2. The layout wasn't very good. It wasn't visually appealing. This could be an editor problem more than a writing/author problem.
3. Sometimes she got caught up in rambling about a persons slash career; she could have condensed a little of people's life stories. The reader needs her to filter better.
All this said, none of the above would discourage me from recommending this book and I plan to two friends and I may pursue what appears to be an update. Kudos to the author for contributing to this subject which I think will grow.
Carrie Lane, art consultant/ Pilates instructor
Dan Milstein, computer programmer/ theatre director
Angela Williams, lawyer/ Baptist minister
Robert Childs, psychotherapist/ violinmaker
Ronald Hoffmann, Nobel Prize-winning chemist/ poet, playwright
Oscar Smith, police officer/ personal trainer
These are some of the interesting "slashes" that are profiled in Marci Alboher's "One Person/ Multiple Careers: How The `Slash Effect' Can Work For You" (Warner Business Books, 2007). Including both inspirational anecdotes and nuts-and-bolts advice, Alboher shows how to customize your dream career with a portfolio of multiple simultaneous careers.

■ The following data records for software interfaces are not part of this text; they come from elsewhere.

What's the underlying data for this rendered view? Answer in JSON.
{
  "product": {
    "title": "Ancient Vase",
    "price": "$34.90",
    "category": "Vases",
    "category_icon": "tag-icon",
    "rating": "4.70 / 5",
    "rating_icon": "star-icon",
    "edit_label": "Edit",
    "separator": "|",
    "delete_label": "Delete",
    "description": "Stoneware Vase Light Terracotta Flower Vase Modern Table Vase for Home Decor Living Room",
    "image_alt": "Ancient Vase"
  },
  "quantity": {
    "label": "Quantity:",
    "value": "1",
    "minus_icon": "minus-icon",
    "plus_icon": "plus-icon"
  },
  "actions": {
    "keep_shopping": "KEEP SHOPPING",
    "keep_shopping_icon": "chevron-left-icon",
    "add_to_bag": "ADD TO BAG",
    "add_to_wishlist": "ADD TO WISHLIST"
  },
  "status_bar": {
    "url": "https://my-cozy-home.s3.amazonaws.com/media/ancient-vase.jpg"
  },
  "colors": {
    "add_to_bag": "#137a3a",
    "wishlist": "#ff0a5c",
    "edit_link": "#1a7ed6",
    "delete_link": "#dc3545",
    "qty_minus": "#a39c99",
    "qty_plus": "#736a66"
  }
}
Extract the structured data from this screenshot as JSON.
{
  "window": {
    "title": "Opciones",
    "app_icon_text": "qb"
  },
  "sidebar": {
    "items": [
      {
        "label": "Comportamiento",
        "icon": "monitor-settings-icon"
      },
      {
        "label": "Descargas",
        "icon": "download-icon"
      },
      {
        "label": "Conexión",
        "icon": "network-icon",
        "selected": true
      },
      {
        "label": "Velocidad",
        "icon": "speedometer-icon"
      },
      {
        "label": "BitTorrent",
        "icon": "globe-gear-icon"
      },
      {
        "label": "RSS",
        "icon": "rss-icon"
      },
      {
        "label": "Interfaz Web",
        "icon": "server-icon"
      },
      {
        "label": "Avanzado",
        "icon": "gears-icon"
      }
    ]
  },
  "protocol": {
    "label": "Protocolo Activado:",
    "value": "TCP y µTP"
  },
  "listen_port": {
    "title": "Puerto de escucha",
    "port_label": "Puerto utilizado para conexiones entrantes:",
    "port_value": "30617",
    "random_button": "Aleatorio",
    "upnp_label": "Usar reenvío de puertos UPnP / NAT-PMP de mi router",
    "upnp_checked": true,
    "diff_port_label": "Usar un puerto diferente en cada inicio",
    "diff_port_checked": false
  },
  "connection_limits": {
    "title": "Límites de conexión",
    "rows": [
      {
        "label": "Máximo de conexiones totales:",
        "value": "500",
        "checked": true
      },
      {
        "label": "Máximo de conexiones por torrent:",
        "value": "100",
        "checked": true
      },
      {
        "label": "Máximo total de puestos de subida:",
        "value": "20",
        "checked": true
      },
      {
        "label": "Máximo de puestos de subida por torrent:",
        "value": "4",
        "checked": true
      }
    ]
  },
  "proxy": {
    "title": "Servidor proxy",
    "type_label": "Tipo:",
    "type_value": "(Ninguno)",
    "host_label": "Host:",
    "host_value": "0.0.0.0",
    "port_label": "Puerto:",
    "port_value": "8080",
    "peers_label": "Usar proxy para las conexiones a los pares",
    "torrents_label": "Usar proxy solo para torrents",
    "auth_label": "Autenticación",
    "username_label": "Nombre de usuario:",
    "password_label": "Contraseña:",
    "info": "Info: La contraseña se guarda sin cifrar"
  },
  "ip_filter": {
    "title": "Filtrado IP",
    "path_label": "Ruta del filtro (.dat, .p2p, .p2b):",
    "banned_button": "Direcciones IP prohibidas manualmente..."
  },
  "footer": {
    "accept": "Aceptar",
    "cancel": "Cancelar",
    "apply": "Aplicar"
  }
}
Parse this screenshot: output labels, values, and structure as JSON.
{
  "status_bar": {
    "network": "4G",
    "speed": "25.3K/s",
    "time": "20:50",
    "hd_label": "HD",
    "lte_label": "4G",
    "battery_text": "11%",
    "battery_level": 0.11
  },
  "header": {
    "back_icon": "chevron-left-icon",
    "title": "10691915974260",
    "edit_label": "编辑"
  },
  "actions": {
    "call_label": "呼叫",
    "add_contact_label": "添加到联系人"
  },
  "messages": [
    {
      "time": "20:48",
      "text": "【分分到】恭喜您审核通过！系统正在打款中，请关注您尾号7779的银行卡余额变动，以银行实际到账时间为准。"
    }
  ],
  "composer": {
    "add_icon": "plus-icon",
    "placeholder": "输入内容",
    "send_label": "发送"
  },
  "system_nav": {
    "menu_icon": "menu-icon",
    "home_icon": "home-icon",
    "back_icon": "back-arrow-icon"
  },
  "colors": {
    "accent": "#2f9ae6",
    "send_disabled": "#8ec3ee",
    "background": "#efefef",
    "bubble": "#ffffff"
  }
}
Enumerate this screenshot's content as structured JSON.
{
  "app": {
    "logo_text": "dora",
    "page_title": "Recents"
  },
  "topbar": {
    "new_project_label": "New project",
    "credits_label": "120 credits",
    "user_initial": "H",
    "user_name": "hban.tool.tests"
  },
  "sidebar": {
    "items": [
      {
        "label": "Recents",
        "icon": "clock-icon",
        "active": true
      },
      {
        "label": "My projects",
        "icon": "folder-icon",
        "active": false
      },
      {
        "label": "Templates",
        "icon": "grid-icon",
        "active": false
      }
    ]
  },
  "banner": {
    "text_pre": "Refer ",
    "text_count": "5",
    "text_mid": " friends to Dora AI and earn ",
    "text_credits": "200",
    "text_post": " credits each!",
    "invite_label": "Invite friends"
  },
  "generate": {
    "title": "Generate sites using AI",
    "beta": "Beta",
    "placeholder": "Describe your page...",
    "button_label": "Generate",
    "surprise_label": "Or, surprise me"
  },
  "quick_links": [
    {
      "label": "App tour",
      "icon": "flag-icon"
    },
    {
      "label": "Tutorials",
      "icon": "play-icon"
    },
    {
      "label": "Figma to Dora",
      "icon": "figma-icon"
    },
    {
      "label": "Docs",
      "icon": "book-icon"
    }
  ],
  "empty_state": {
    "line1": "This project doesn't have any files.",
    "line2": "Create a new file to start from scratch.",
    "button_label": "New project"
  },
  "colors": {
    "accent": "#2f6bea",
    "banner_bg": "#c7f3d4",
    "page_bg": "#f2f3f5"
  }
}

One of my favorite insights is the model of combining Anchors and Orbiters, picking jobs that might have a fixed location, schedule or season (Anchors) and complementing them with jobs that are more flexible (Orbiters). Alboher then shows how Anchors (e.g., a 9-5 corporate job) can become Orbiters when a slash decides to freelance or start a business with those same skills. In this and other ways, Alboher translates how slashes effectively juggle so much, and the benefits and pitfalls associated with slashing. Alboher even has a chapter on working parenthood and the inevitable slash effect of parent/ fill-in-the-blank job.
This is a must-read for anyone considering a slash or already a slash. As an entrepreneur/ success coach/ recruiter/ teacher/ actor/ parent, I felt a sense of community as I read this book, and I got a lot of practical tips on how to optimize my own slash effect.
The premise was intriguing to me since I've always considered myself a "slash", if you will. A jack of all trades, a renaissance man, etc. From my very first job I've always done work on the side and have added quite a few "slashes" to my ID over the years, so I was really interested in this book's promise to help you integrate them into a single identity.
What I got was a lot of stories about other people's multiple careers and some generic tidbits like "develop your new career while you're on the job". Lame.
If you want to get inspired by hearing stories of other people who are making money from side interests, go for it. If you're trying to do the same, don't expect any revelations.